Here is a link to the full report and here is a section from it:
While our base case is now that a credit event for Evergrande seems unavoidable, the extent to which we get spill over into other markets will be contingent on whether Evergrande restructures or fully liquidates. As of today, we remain confident that the former is a much more probable outcome. On that basis, current pricing (Figure 4) of the 2025 bonds at $27 (implying a recovery rate of 25-30%) seems reasonable to us, with the current discount reflecting a haircut for Evergrande's weaker balance sheet, thin trading liquidity and some risk premium associated with a full liquidation. In the event of a restructuring, we expect the bonds to bounce off their lows and contagion to be broadly limited, but in the event of a full liquidation, we do expect to see a high degree of contagion…

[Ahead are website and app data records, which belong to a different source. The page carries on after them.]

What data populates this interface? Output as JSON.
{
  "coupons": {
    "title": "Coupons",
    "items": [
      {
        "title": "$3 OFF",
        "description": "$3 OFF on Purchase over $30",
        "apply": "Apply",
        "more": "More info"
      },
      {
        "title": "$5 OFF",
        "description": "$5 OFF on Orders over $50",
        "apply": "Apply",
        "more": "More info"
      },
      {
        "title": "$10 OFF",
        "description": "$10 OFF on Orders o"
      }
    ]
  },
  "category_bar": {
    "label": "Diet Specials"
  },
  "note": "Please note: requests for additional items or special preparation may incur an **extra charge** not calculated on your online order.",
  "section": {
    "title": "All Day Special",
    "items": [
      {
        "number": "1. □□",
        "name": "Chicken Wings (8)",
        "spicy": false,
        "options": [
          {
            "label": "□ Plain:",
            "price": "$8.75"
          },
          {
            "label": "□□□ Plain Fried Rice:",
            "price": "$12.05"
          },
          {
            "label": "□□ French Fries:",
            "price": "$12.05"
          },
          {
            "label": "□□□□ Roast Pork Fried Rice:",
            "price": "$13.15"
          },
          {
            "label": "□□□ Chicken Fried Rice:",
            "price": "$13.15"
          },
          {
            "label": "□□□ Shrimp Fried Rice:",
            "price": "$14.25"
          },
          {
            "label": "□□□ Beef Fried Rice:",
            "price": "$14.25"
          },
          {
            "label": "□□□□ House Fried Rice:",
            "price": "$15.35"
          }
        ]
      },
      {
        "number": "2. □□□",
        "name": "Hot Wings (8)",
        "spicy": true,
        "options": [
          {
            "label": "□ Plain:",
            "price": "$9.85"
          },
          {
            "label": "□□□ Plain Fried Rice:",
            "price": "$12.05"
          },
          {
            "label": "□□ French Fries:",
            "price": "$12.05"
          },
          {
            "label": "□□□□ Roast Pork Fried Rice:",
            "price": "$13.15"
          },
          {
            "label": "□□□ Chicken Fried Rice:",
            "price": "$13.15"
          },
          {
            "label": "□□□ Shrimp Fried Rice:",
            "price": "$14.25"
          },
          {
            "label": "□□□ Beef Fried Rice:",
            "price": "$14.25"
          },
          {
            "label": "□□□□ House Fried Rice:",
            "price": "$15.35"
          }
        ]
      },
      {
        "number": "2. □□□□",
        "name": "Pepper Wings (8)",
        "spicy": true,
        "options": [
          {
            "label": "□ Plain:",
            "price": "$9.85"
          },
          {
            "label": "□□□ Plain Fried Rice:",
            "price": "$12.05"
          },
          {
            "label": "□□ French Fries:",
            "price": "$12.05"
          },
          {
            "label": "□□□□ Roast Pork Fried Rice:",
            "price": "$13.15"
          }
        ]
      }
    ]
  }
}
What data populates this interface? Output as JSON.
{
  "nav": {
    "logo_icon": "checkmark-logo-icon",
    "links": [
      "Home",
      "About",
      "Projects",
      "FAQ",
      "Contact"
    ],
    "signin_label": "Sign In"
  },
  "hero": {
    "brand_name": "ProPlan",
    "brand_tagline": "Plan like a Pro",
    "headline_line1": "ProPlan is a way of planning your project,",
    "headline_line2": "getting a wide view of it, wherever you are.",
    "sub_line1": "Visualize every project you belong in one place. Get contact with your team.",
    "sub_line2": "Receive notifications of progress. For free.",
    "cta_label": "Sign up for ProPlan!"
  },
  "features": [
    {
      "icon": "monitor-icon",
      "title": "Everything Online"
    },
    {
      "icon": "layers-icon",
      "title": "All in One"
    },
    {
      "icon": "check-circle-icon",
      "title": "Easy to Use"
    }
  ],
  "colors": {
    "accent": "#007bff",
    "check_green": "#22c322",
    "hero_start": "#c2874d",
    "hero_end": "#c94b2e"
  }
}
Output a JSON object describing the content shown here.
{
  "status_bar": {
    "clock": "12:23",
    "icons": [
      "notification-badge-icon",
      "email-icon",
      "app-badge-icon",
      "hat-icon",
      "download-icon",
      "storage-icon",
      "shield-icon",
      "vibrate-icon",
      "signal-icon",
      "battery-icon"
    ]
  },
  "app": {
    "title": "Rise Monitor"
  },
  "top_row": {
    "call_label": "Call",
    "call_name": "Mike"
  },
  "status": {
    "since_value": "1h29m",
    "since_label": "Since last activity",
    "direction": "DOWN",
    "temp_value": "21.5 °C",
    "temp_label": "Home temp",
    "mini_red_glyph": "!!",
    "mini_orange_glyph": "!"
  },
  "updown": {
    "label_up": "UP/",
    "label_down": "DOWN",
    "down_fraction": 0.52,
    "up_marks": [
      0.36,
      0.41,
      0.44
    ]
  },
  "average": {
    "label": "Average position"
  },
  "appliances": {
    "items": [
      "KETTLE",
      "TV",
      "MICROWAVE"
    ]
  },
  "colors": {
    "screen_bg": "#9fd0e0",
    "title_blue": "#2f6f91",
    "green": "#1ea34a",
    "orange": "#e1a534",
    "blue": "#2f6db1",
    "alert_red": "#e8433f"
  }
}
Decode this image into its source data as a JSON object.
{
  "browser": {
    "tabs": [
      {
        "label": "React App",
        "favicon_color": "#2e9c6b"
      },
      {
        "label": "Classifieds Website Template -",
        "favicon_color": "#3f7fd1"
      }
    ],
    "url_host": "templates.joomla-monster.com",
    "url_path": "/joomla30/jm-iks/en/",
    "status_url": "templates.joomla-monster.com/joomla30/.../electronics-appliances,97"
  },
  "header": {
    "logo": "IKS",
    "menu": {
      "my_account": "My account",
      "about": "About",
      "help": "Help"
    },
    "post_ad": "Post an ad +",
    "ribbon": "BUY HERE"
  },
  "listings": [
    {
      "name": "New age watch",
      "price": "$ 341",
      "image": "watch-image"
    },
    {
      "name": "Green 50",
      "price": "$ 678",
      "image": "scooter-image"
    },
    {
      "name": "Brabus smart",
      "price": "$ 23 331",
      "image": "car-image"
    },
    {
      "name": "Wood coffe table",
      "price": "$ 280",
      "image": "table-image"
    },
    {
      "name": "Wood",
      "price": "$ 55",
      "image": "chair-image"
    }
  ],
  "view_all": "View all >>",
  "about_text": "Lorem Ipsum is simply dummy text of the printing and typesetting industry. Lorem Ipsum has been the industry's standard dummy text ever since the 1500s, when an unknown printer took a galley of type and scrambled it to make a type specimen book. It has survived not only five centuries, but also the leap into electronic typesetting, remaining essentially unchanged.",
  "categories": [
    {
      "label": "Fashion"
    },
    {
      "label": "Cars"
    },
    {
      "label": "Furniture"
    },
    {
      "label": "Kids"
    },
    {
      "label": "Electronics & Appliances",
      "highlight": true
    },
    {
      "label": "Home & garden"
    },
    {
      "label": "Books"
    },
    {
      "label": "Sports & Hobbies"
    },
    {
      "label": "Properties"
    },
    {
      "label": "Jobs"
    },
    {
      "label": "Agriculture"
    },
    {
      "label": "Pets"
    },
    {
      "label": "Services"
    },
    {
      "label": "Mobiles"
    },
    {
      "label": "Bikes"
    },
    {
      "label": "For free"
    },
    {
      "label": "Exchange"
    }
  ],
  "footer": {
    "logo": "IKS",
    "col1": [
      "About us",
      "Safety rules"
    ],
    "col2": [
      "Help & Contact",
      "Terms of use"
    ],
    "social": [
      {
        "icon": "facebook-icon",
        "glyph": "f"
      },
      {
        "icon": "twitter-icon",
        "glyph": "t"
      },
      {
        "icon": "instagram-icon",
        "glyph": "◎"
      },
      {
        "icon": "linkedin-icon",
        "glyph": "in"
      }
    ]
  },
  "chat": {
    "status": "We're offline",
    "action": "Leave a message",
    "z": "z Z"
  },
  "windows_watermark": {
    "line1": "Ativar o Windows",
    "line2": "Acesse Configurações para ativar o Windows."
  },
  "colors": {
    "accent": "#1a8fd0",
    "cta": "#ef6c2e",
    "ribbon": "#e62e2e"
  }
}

If the base case is that the company is bankrupt the question is how much contagion is likely to be experienced. Many property developer stocks have already pulled back in an extremely dynamic manner but not all will go bust.
China Evergrande’s bonds are trading at less than 30₵ and the stock has cratered. Some of the most at risk of contagion has already sold off to similar levels. However, issuers like Greenland Global Investors, Yuzhou and Central China are trading closer to 70₵ and yield in the region of 20% on 2025 through 2027 maturities.
The primary unknown is how big Evergrande’s off-balance sheet liabilities are. Bringing in forensic accountants last week was probably aimed at trying to answer that question. It is reasonable to conclude that most other property developers have similar off-balance sheet arrangements. I remain of the view that a restructuring is much more likely than a liquidation which suggests the problem will be contained at least for now.
There has been a lot of talk about whether this event is more like a Lehman moment or Long-Term Capital Management. It is worth remembering that Lehman was the climax of a situation that had been deteriorating for a while but LTCM was one fund.
In 2008, a couple of Barclays hedges funds imploding and Bear Stearns going under was followed by the policy mistake of allowing Lehman to fold without arranging a restructuring. The knock-on effect of that action put extraordinary pressure on AIG and it was that which forced the hand of the Fed to arrange a bailout.
It is within China’s power to limit the contagion from Evergrande’s bankruptcy but the rot in the property market runs deep. I don’t think this is the kind of climactic event Lehman was but the trend of leverage and price deterioration has more in common with what led up to the credit crisis than LTCM.
One potentially significant outcome is the rumours about Tether holding Evergrande’s commercial paper are true. That helps to explain both the pressure on the crypto market and the relative resilience of the stock market since that would reduce the scope for an unruly unwind of leverage in the broader financial system.